WEG and Romi, the companies that opened the second quarter results season, showed different numbers, even though they are from the same industrial sector. The first had robust results again, with margin expansion as it saw its costs decrease. Romi, meanwhile, saw shares melt after revenues and new orders fell.
“Few sectors are expected to show the resilience that we saw in the first quarter because of the turbulent macroeconomic,” says Jennie Li, XP strategist. She recalls that commodities remained with stable prices, but there was a significant appreciation of the real that is expected to reduce earnings of companies that operate with exports, such as mining, steel, and paper companies.
Vale presented on Wednesday a sequential evolution in production in the second quarter, but the banks’ assessment is that this should not translate into large financial gains, with analysts maintaining estimates of Ebitda around $4 billion for the company, due to the appreciation of the exchange rate and lower sales pace in the period.
Retail linked to high income and shopping malls are expected to maintain robust results in the second quarter.

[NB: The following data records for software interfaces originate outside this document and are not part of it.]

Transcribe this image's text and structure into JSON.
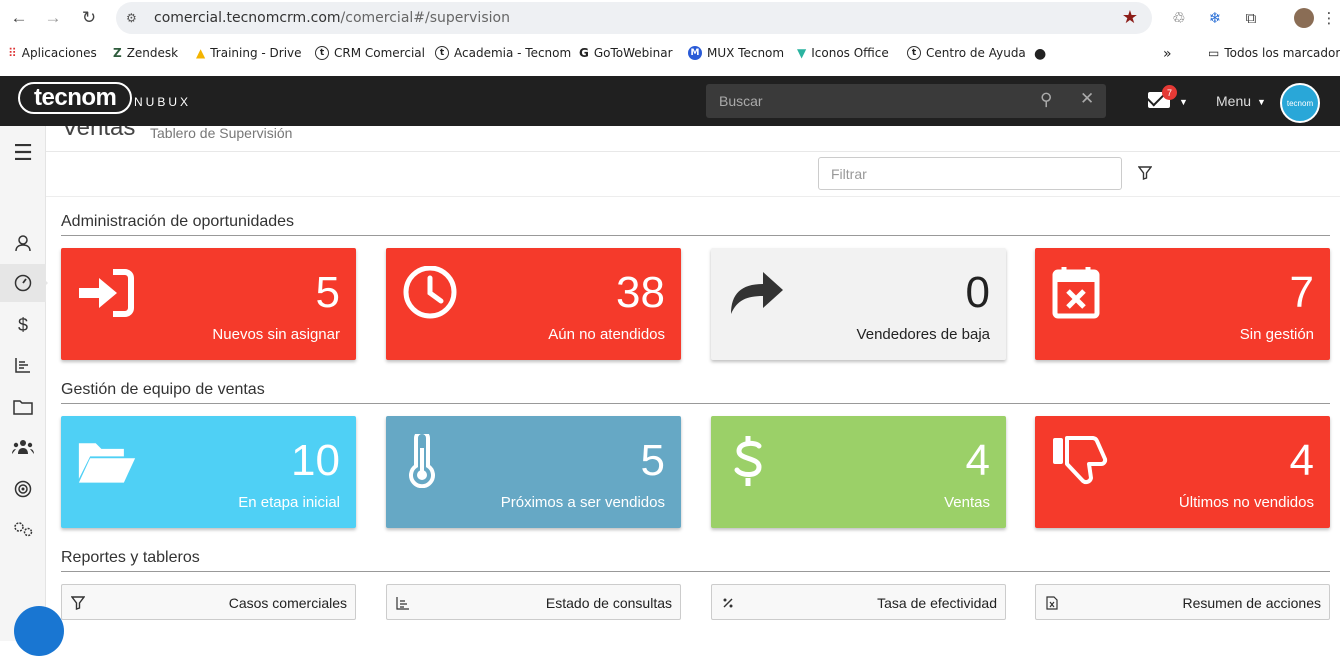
{
  "browser": {
    "url_host": "comercial.tecnomcrm.com",
    "url_path": "/comercial#/supervision",
    "bookmarks": [
      {
        "label": "Aplicaciones",
        "icon": "apps-grid-icon"
      },
      {
        "label": "Zendesk",
        "icon": "zendesk-icon"
      },
      {
        "label": "Training - Drive",
        "icon": "drive-icon"
      },
      {
        "label": "CRM Comercial",
        "icon": "t-icon"
      },
      {
        "label": "Academia - Tecnom",
        "icon": "t-icon"
      },
      {
        "label": "GoToWebinar",
        "icon": "g-icon"
      },
      {
        "label": "MUX Tecnom",
        "icon": "m-icon"
      },
      {
        "label": "Iconos Office",
        "icon": "v-icon"
      },
      {
        "label": "Centro de Ayuda",
        "icon": "t-icon"
      }
    ],
    "overflow": "»",
    "all_bookmarks": "Todos los marcadores"
  },
  "header": {
    "logo": "tecnom",
    "product": "NUBUX",
    "search_placeholder": "Buscar",
    "notifications": "7",
    "menu_label": "Menu",
    "avatar_text": "tecnom"
  },
  "page": {
    "title": "Ventas",
    "subtitle": "Tablero de Supervisión",
    "filter_placeholder": "Filtrar"
  },
  "sections": {
    "opportunities": "Administración de oportunidades",
    "team": "Gestión de equipo de ventas",
    "reports": "Reportes y tableros"
  },
  "tiles_row1": [
    {
      "count": "5",
      "label": "Nuevos sin asignar",
      "color": "#f53a2b",
      "icon": "sign-in-icon"
    },
    {
      "count": "38",
      "label": "Aún no atendidos",
      "color": "#f53a2b",
      "icon": "clock-icon"
    },
    {
      "count": "0",
      "label": "Vendedores de baja",
      "color": "#f2f2f2",
      "icon": "share-arrow-icon"
    },
    {
      "count": "7",
      "label": "Sin gestión",
      "color": "#f53a2b",
      "icon": "calendar-x-icon"
    }
  ],
  "tiles_row2": [
    {
      "count": "10",
      "label": "En etapa inicial",
      "color": "#4fd0f5",
      "icon": "folder-open-icon"
    },
    {
      "count": "5",
      "label": "Próximos a ser vendidos",
      "color": "#66a8c5",
      "icon": "thermometer-icon"
    },
    {
      "count": "4",
      "label": "Ventas",
      "color": "#9bd068",
      "icon": "dollar-icon"
    },
    {
      "count": "4",
      "label": "Últimos no vendidos",
      "color": "#f53a2b",
      "icon": "thumbs-down-icon"
    }
  ],
  "reports": [
    {
      "label": "Casos comerciales",
      "icon": "funnel-icon"
    },
    {
      "label": "Estado de consultas",
      "icon": "bar-chart-icon"
    },
    {
      "label": "Tasa de efectividad",
      "icon": "percent-icon"
    },
    {
      "label": "Resumen de acciones",
      "icon": "excel-file-icon"
    }
  ]
}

Both managed to quickly resume pre-pandemic performance and pass on the rise in costs to products and rents. Some agribusiness sectors, such as sugar and alcohol, are expected to also perform well in the period, according to the XP strategist.
Companies in sectors with high leverage, such as airlines and car rental companies, are expected to have more pressured results. Supermarkets are expected to suffer from lower inflation, adds Ms. Li.
*Por Felipe Laurence — São Paulo
Source: Valor International